— What this task involves —
Could you return every line of the records below that contains the word "comandi"?

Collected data

══════

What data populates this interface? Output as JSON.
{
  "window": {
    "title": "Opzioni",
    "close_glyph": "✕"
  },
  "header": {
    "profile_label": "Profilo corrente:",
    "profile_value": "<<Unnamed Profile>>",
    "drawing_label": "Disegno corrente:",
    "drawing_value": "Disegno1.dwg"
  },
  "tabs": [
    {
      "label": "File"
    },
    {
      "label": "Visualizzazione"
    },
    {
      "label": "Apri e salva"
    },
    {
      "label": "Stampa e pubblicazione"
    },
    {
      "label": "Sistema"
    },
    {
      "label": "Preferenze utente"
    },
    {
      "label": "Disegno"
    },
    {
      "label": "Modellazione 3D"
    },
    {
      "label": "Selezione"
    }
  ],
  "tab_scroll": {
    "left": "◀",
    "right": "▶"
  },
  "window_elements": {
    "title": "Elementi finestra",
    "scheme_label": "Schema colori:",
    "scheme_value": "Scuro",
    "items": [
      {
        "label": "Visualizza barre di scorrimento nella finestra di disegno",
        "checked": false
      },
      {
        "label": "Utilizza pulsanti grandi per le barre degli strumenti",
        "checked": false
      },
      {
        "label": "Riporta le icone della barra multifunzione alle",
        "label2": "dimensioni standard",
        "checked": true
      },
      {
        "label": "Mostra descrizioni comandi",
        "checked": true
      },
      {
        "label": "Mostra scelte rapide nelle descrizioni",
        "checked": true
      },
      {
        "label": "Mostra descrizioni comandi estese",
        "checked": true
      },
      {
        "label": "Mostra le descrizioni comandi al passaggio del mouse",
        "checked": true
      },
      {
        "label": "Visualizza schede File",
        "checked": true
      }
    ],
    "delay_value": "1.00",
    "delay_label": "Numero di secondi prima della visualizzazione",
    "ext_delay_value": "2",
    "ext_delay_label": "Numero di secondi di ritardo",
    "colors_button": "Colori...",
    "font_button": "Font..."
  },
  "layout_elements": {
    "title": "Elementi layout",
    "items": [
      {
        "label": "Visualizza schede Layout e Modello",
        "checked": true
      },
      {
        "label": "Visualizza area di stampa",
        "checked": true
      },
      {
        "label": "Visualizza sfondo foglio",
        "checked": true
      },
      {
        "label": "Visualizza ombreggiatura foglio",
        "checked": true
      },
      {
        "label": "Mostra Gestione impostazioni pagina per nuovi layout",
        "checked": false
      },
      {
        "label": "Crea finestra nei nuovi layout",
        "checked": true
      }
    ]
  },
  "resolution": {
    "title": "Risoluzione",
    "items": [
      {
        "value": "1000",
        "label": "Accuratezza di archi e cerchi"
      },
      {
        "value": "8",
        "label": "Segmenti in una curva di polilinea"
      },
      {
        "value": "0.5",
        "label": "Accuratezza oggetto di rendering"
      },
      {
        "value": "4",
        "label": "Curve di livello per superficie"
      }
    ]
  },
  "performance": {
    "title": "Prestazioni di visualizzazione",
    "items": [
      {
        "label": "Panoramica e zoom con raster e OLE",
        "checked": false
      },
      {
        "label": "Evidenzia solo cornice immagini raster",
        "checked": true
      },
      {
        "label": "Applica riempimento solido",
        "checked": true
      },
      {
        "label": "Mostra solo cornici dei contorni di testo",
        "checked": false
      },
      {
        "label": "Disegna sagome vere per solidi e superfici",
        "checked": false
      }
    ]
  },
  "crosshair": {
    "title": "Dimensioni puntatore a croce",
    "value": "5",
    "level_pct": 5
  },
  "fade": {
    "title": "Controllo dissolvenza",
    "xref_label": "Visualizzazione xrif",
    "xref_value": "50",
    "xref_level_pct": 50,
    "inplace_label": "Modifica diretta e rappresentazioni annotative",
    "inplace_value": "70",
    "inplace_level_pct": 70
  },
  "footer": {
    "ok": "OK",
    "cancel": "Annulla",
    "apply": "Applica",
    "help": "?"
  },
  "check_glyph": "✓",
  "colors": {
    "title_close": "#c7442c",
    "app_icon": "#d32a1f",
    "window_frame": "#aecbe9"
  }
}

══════

— Solution to this task —
        "label": "Mostra descrizioni comandi",
        "label": "Mostra descrizioni comandi estese",
        "label": "Mostra le descrizioni comandi al passaggio del mouse",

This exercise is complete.